At a baby shower for a co-worker, Patti Smith reached for a cookie and was scolded by an officemate.
“People watch what you eat,” says Smith, 56, who lives in El Cajon, Calif., and was diagnosed with Type 2 diabetes three years ago. She manages the disease through a strict diet — one cup of oatmeal for breakfast, a salad for lunch, kale chips for a snack, leftover salad for dinner after she finishes work and before she hits the gym. She weighs every portion and counts every carb. When she dines at a restaurant, she packs up half her meal to go before she even starts eating. She has lost 90 pounds and keeps her blood glucose levels in check without medication. “I know where I’m at,” she says. “If I want to treat myself with a cookie once a month, I can have a cookie.”
It’s a frustrating reality for people with Type 2 diabetes — they often receive more criticism than understanding, and they’re treated as though their incurable condition is essentially self-inflicted.
“Part of what makes diabetes hard to accept for those who have it is that we talk about it negatively,” says Susan Guzman, a clinical psychologist who specializes in diabetes care and co-founded the Behavioral Diabetes Institute in San Diego. “It has two forbidden sins: gluttony and sloth.”
There are understandable reasons behind this perception: More than half the people with Type 2 diabetes are obese, and diet and exercise are well known to be important tools for managing the condition.
But obesity is not the only contributing factor. A constellation of genetics, race, age and environmental factors such as influences in the womb also affect whether a person develops the disease, and none of them can be controlled.

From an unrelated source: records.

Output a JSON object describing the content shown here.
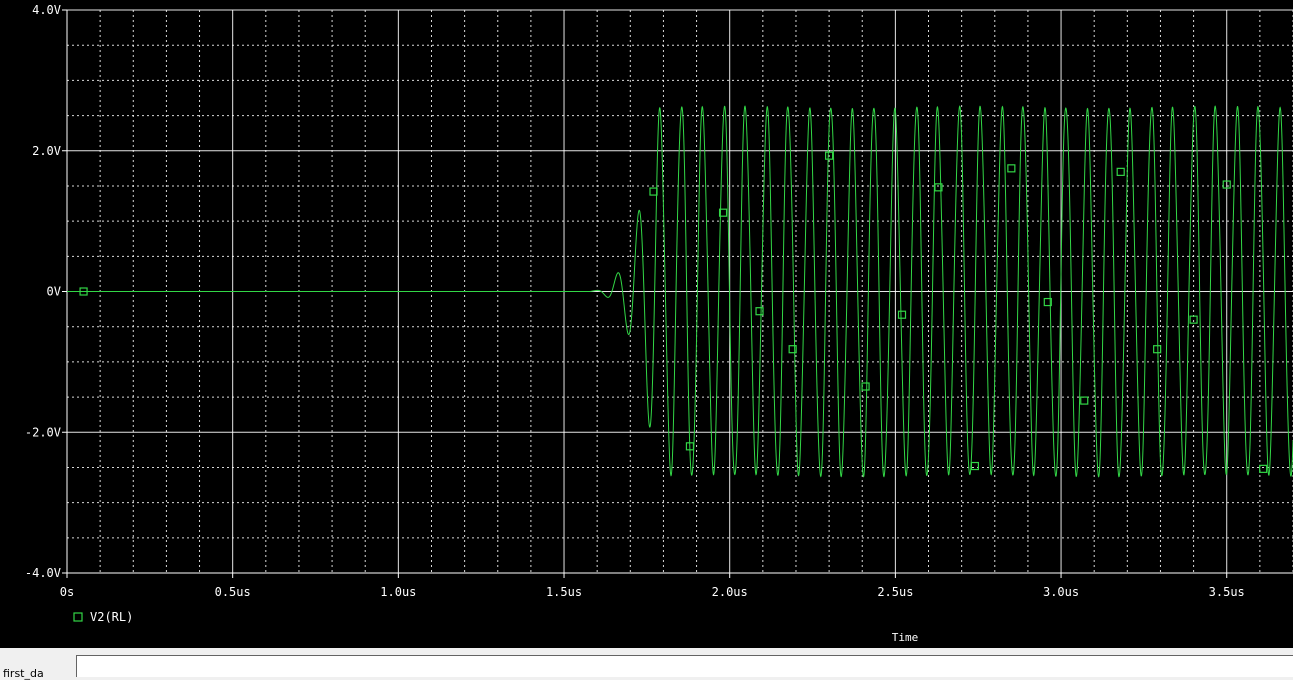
{
  "colors": {
    "background": "#000000",
    "grid": "#ffffff",
    "trace": "#32d646",
    "text": "#ffffff"
  },
  "chart_data": {
    "type": "line",
    "xlabel": "Time",
    "ylabel": "",
    "xlim": [
      0,
      3.7
    ],
    "ylim": [
      -4.0,
      4.0
    ],
    "x_unit": "us",
    "x_ticks": [
      0,
      0.5,
      1.0,
      1.5,
      2.0,
      2.5,
      3.0,
      3.5
    ],
    "x_tick_labels": [
      "0s",
      "0.5us",
      "1.0us",
      "1.5us",
      "2.0us",
      "2.5us",
      "3.0us",
      "3.5us"
    ],
    "y_ticks": [
      4.0,
      2.0,
      0,
      -2.0,
      -4.0
    ],
    "y_tick_labels": [
      "4.0V",
      "2.0V",
      "0V",
      "-2.0V",
      "-4.0V"
    ],
    "grid": true,
    "legend": "bottom-left",
    "series": [
      {
        "name": "V2(RL)",
        "color": "#32d646",
        "marker": "square",
        "period_us": 0.0645,
        "amplitude": 2.6,
        "onset_us": 1.58,
        "saturation_us": 1.78,
        "markers": [
          {
            "x": 0.05,
            "y": 0.0
          },
          {
            "x": 1.77,
            "y": 1.42
          },
          {
            "x": 1.88,
            "y": -2.2
          },
          {
            "x": 1.98,
            "y": 1.12
          },
          {
            "x": 2.09,
            "y": -0.28
          },
          {
            "x": 2.19,
            "y": -0.82
          },
          {
            "x": 2.3,
            "y": 1.93
          },
          {
            "x": 2.41,
            "y": -1.35
          },
          {
            "x": 2.52,
            "y": -0.33
          },
          {
            "x": 2.63,
            "y": 1.48
          },
          {
            "x": 2.74,
            "y": -2.48
          },
          {
            "x": 2.85,
            "y": 1.75
          },
          {
            "x": 2.96,
            "y": -0.15
          },
          {
            "x": 3.07,
            "y": -1.55
          },
          {
            "x": 3.18,
            "y": 1.7
          },
          {
            "x": 3.29,
            "y": -0.82
          },
          {
            "x": 3.4,
            "y": -0.4
          },
          {
            "x": 3.5,
            "y": 1.52
          },
          {
            "x": 3.61,
            "y": -2.52
          }
        ]
      }
    ]
  },
  "status": {
    "label": "first_da"
  }
}
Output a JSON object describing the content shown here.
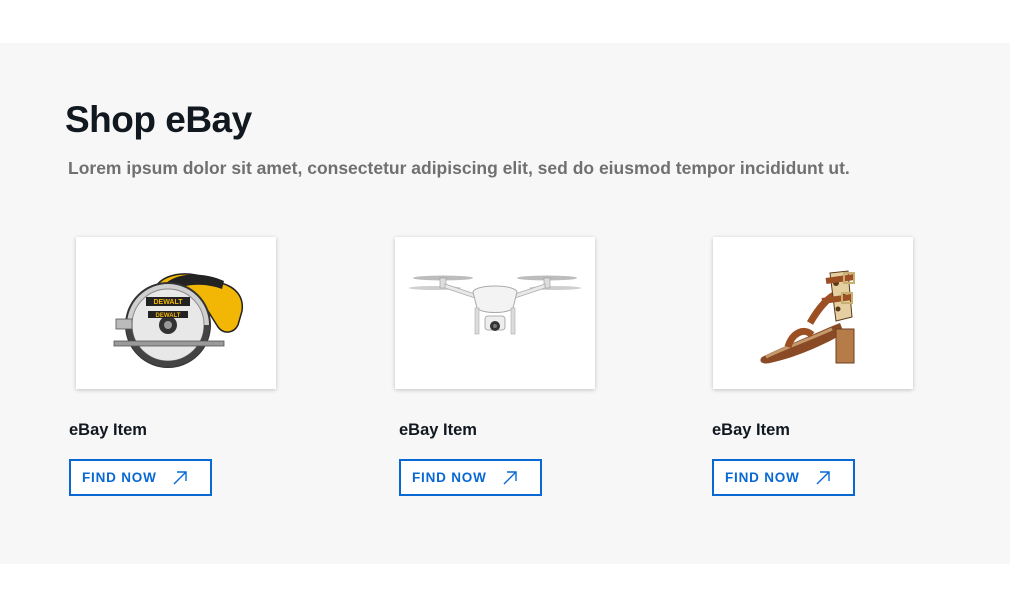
{
  "section": {
    "title": "Shop eBay",
    "subtitle": "Lorem ipsum dolor sit amet, consectetur adipiscing elit, sed do eiusmod tempor incididunt ut."
  },
  "cards": [
    {
      "name": "eBay Item",
      "button": "FIND NOW",
      "image": "circular-saw",
      "brand_text": "DEWALT"
    },
    {
      "name": "eBay Item",
      "button": "FIND NOW",
      "image": "drone"
    },
    {
      "name": "eBay Item",
      "button": "FIND NOW",
      "image": "sandal"
    }
  ],
  "colors": {
    "background": "#f7f7f7",
    "accent": "#0968d4",
    "title": "#111820",
    "subtitle": "#707070"
  }
}
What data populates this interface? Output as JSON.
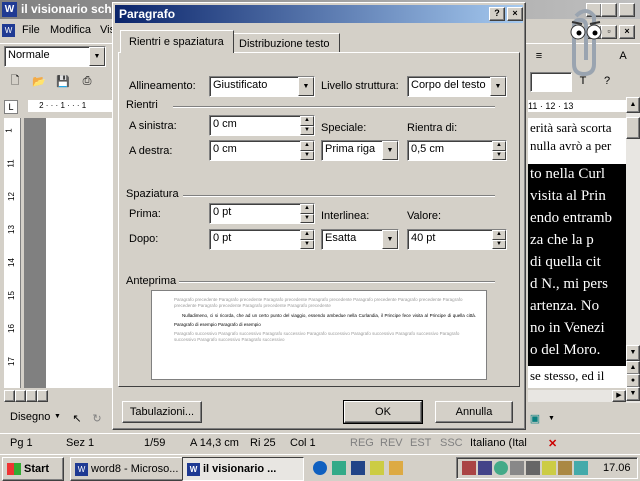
{
  "word": {
    "title": "il visionario schi",
    "menu": [
      "File",
      "Modifica",
      "Visua"
    ],
    "style_combo": "Normale",
    "ruler_right": "11 · 12 · 13",
    "doc_lines_top": [
      "erità sarà scorta",
      "nulla avrò a per"
    ],
    "doc_lines_selected": [
      "to nella Curl",
      "visita al Prin",
      "endo entramb",
      "za che la p",
      "di quella cit",
      "d N., mi pers",
      "artenza. No",
      "no in Venezi",
      "o del Moro. "
    ],
    "doc_line_bottom": "se stesso, ed il",
    "vruler_marks": [
      "1",
      "11",
      "12",
      "13",
      "14",
      "15",
      "16",
      "17"
    ],
    "drawing_label": "Disegno"
  },
  "status": {
    "page": "Pg 1",
    "section": "Sez 1",
    "pages": "1/59",
    "position": "A 14,3 cm",
    "line": "Ri 25",
    "column": "Col 1",
    "rec": "REG",
    "rev": "REV",
    "ext": "EST",
    "ssc": "SSC",
    "language": "Italiano (Ital"
  },
  "taskbar": {
    "start": "Start",
    "tasks": [
      "word8 - Microso...",
      "il visionario ..."
    ],
    "clock": "17.06"
  },
  "dialog": {
    "title": "Paragrafo",
    "tabs": [
      "Rientri e spaziatura",
      "Distribuzione testo"
    ],
    "alignment_label": "Allineamento:",
    "alignment_value": "Giustificato",
    "outline_label": "Livello struttura:",
    "outline_value": "Corpo del testo",
    "indent_group": "Rientri",
    "left_label": "A sinistra:",
    "left_value": "0 cm",
    "right_label": "A destra:",
    "right_value": "0 cm",
    "special_label": "Speciale:",
    "special_value": "Prima riga",
    "by_label": "Rientra di:",
    "by_value": "0,5 cm",
    "spacing_group": "Spaziatura",
    "before_label": "Prima:",
    "before_value": "0 pt",
    "after_label": "Dopo:",
    "after_value": "0 pt",
    "line_spacing_label": "Interlinea:",
    "line_spacing_value": "Esatta",
    "at_label": "Valore:",
    "at_value": "40 pt",
    "preview_group": "Anteprima",
    "preview_prev": "Paragrafo precedente Paragrafo precedente Paragrafo precedente Paragrafo precedente Paragrafo precedente Paragrafo precedente Paragrafo precedente Paragrafo precedente Paragrafo precedente Paragrafo precedente",
    "preview_current": "Nulladimeno, ci si ricorda, che ad un certo punto del viaggio, essendo ambedue nella Curlandia, il Principe fece visita al Principe di quella città. Paragrafo di esempio Paragrafo di esempio",
    "preview_next": "Paragrafo successivo Paragrafo successivo Paragrafo successivo Paragrafo successivo Paragrafo successivo Paragrafo successivo Paragrafo successivo Paragrafo successivo Paragrafo successivo",
    "tabs_button": "Tabulazioni...",
    "ok_button": "OK",
    "cancel_button": "Annulla"
  }
}
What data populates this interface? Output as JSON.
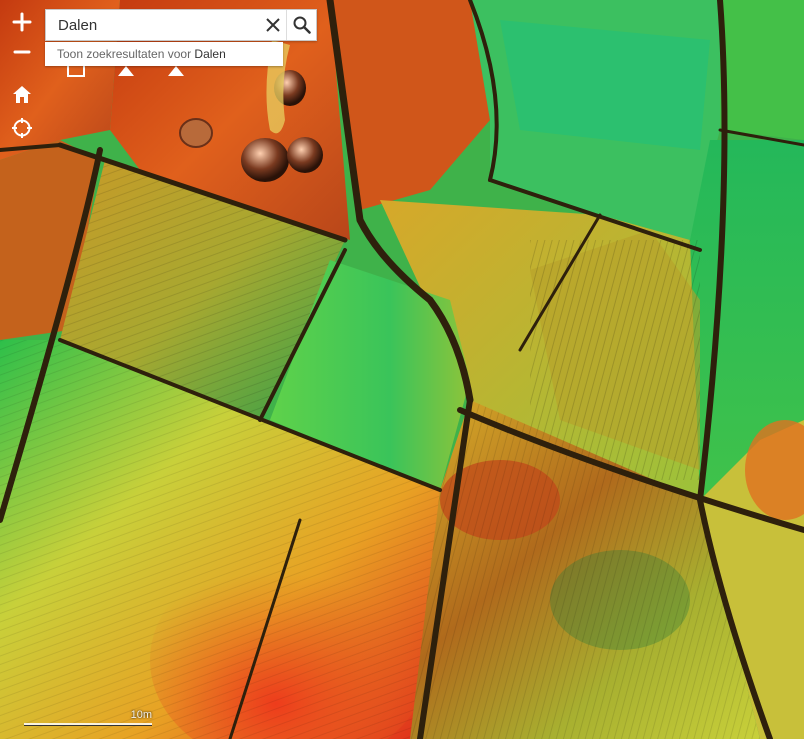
{
  "search": {
    "value": "Dalen"
  },
  "suggestion": {
    "prefix": "Toon zoekresultaten voor ",
    "term": "Dalen"
  },
  "controls": {
    "zoom_in": "+",
    "zoom_out": "−",
    "icons": [
      "zoom-in-icon",
      "zoom-out-icon",
      "home-icon",
      "locate-icon",
      "clear-icon",
      "search-icon"
    ]
  },
  "scale": {
    "label": "10m"
  },
  "colors": {
    "control_fg": "#ffffff",
    "elevation_high": "#e0281a",
    "elevation_mid": "#e8c52a",
    "elevation_low": "#2fbf4a",
    "road": "#3a2a10"
  }
}
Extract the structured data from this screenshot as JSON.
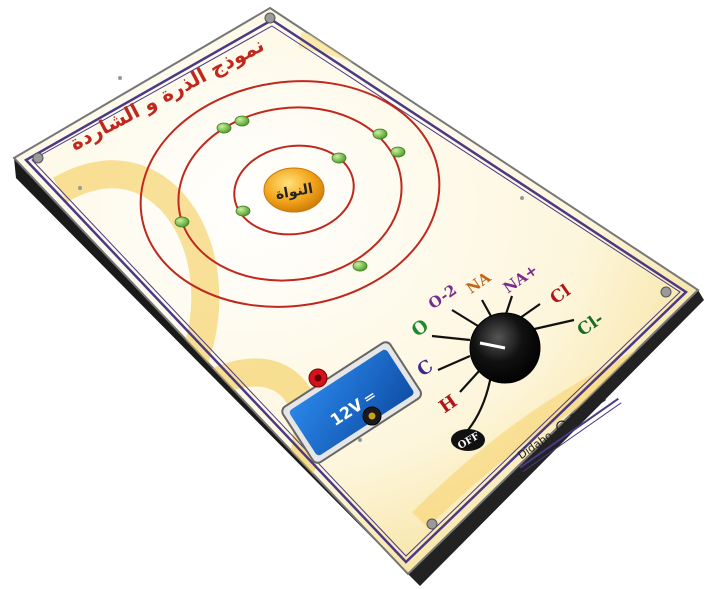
{
  "board": {
    "title": "نموذج الذرة و الشاردة",
    "nucleus_label": "النواة",
    "brand": "Didabo",
    "model": "DB 321"
  },
  "power": {
    "label": "12V ═"
  },
  "selector": {
    "positions": [
      {
        "label": "OFF",
        "color": "#111111"
      },
      {
        "label": "H",
        "color": "#b01818"
      },
      {
        "label": "C",
        "color": "#3a2a8a"
      },
      {
        "label": "O",
        "color": "#1f8a2a"
      },
      {
        "label": "O-2",
        "color": "#7a2a8a"
      },
      {
        "label": "NA",
        "color": "#c0671a"
      },
      {
        "label": "NA+",
        "color": "#7a2a8a"
      },
      {
        "label": "Cl",
        "color": "#b01818"
      },
      {
        "label": "Cl-",
        "color": "#1a6a2a"
      }
    ]
  },
  "colors": {
    "frame": "#4a3a86",
    "orbit": "#c0281e",
    "electron": "#79c04a",
    "nucleus": "#f2a31a",
    "knob": "#111111",
    "panel": "#1b6fd1"
  }
}
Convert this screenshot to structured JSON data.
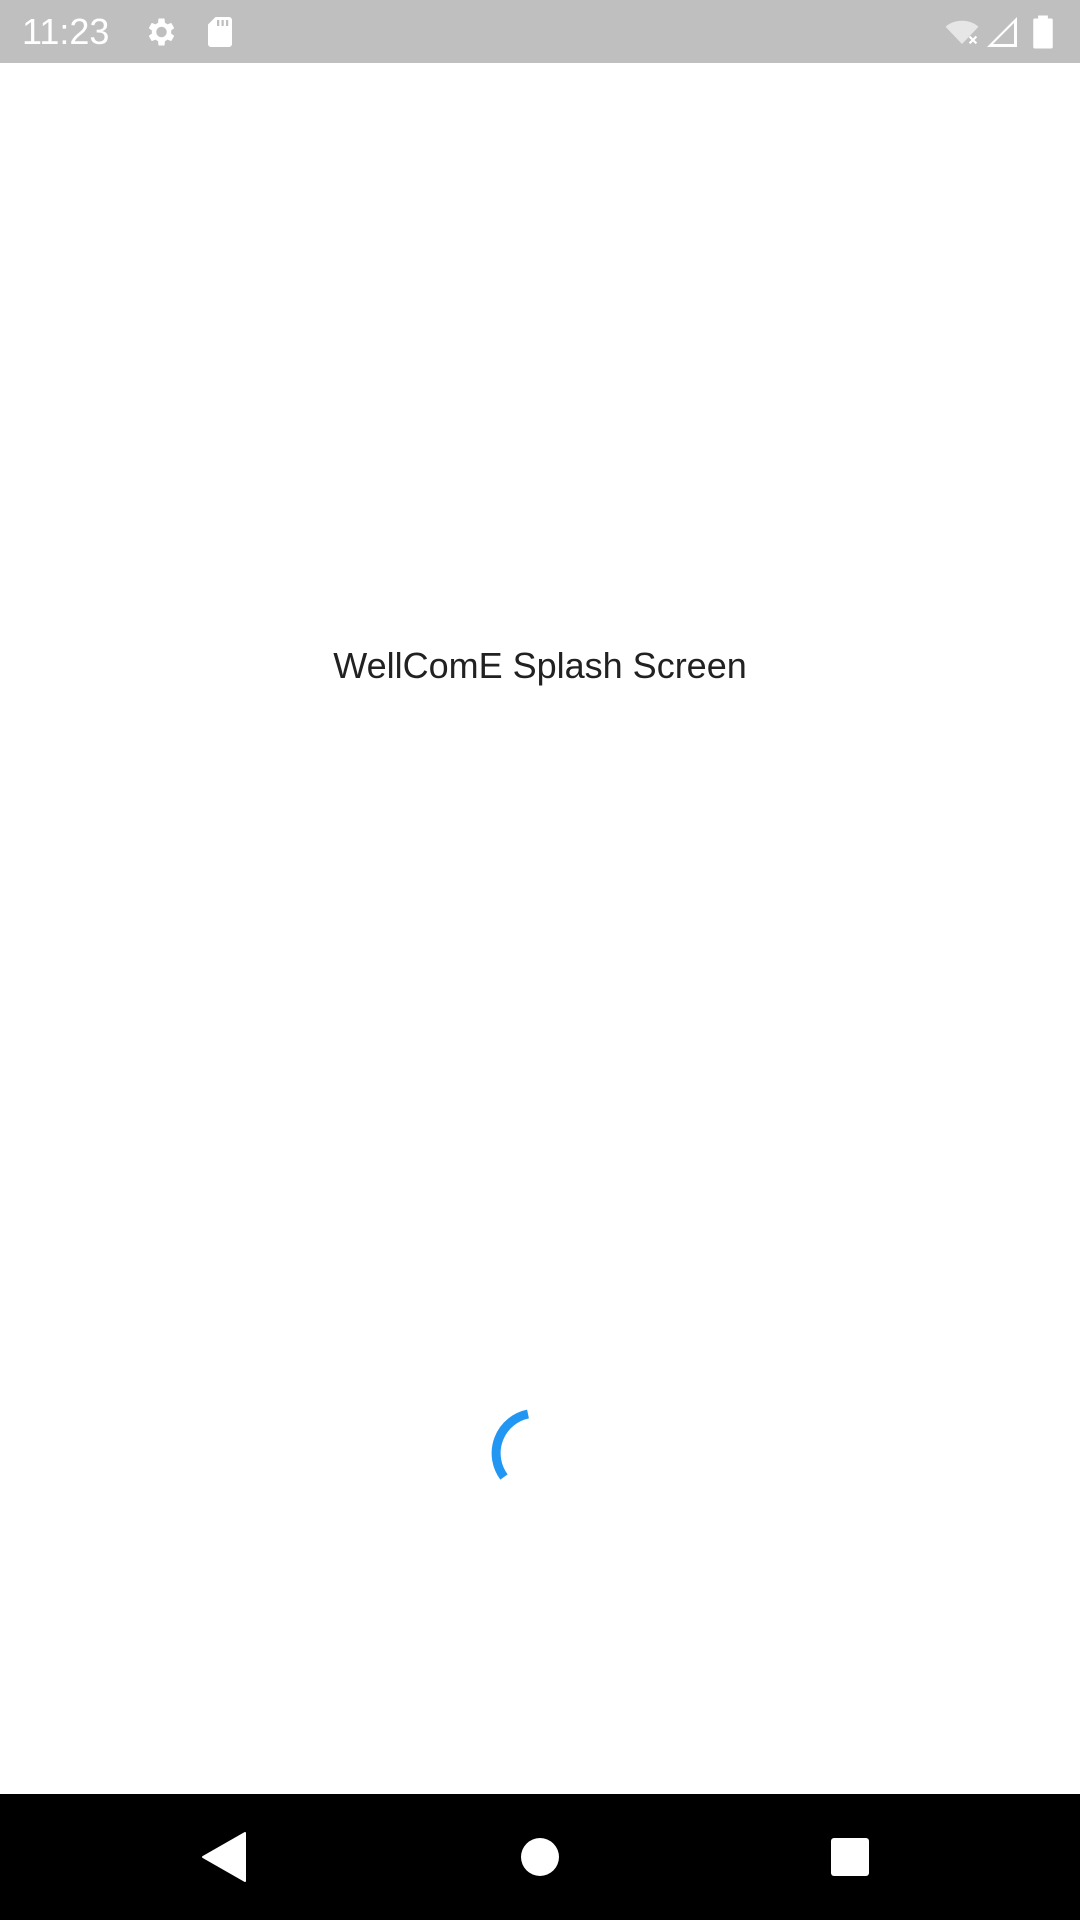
{
  "status_bar": {
    "time": "11:23",
    "icons": [
      "settings-icon",
      "sd-card-icon",
      "wifi-off-icon",
      "cell-signal-icon",
      "battery-icon"
    ],
    "background_color": "#bfbfbf"
  },
  "main": {
    "title": "WellComE Splash Screen",
    "spinner_color": "#2196f3"
  },
  "nav_bar": {
    "buttons": [
      "back-icon",
      "home-icon",
      "recents-icon"
    ],
    "background_color": "#000000"
  }
}
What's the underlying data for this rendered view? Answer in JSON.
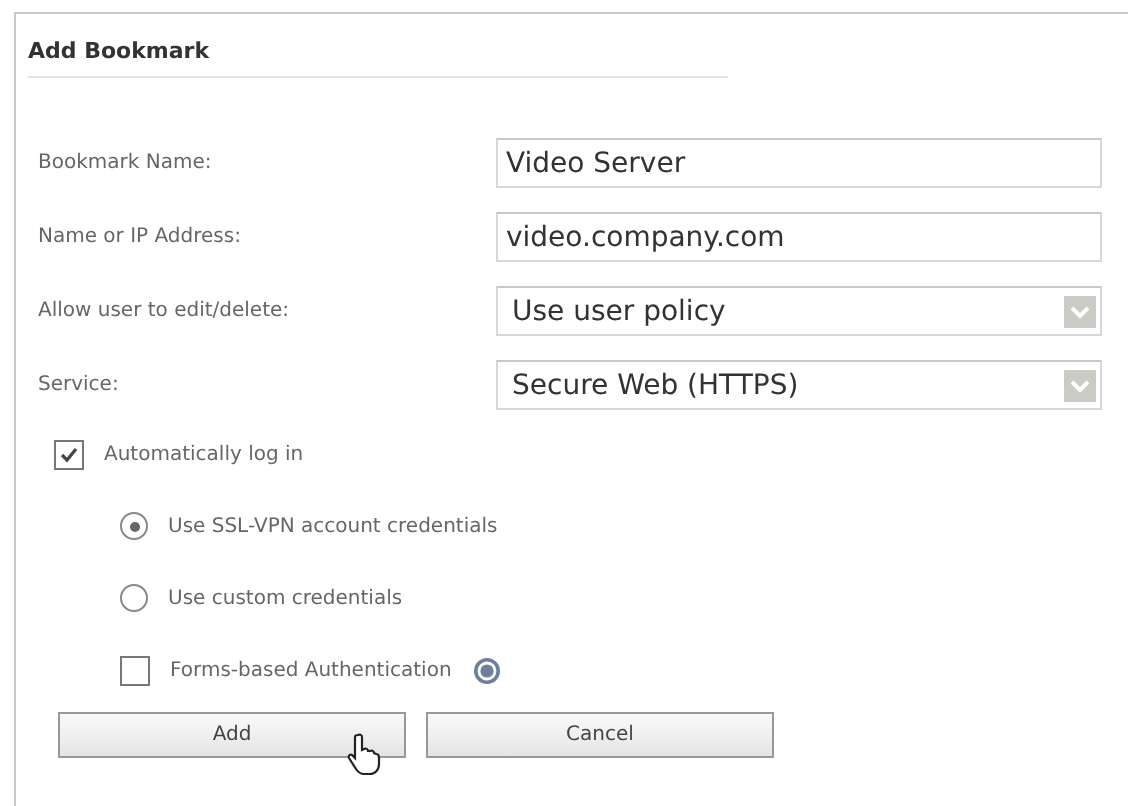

Even obesity is a tricky issue. “Many people think obesity is a lifestyle disorder,” says Sethu Reddy, chief of the adult diabetes section at Joslin Diabetes Center in Boston. “But there are a whole host of biochemical changes that might lead to obesity.”
Nevertheless, the blame persists, says Jessica Browne, a researcher at the Australian Center for Behavioral Research in Diabetes in Melbourne.
“There are a lot of different factors that go beyond the individual behavior and the individual responsibility,” says Browne, who led a study of Type 2 patients that found that a large majority feel judged or blamed for having the disease.
“If we are overemphasizing individual responsibility and behavior as the only cause of Type 2 diabetes, then what that means is that once you have diabetes, you are blamed because we make the assumption that it is due to your behavior and your bad choices.”
This attitude adds more stress to a condition that already creates social problems: People with Type 2 may have to eat at specific times, they suffer from frequent urination, and many of them must test their blood glucose levels by pricking themselves — sometimes several times a day, often when they are at work or in another public setting. Some have to inject themselves with insulin.
Even health-care workers can exude disapproval — and patients may see criticism when none is intended. “Imagine a young primary care physician or a slim dietitian. It is really important how they talk to patients” so they don’t convey that it’s the patient’s fault, Reddy says.
People with the much less common Type 1 diabetes, in which the body’s immune system destroys the insulin-producing cells in the pancreas, often feel lumped together with those who have Type 2 even though being overweight has nothing to do with that type of the disease.
“A lot of people assume I’m Type 2 diabetes,” says Dennis Hubert, 53, who was diagnosed with Type 1 at age 17. “People see I’m heavy and their first assumption is that I did it to myself. That’s one thing that really gets down to my core.”
Smith, on the other hand, says that “from the outside, I don’t look like I have anything wrong with me.” But nearly every day, she says, she doubts herself and fends off the insecurities her disease brings. One way she keeps her spirits up is by riding with a friend on his Harley, and she has become friends with a group of motorcyclists. At weekend breakfasts, Smith explains what she eats and why, and encourages the men to adopt some of her habits — such as ordering smaller portions in restaurants. Now, instead of mountainous plates of food for each of them, four of the “big-bellied guys” split meals with one another.
“They say, ‘I’m thanking you for this, Patti. You’re saving us money,’ ” Smith says. But she benefits, too — from talking comfortably about how she manages her diabetes. She says, “If you aren’t open about it, you feel you are alone.”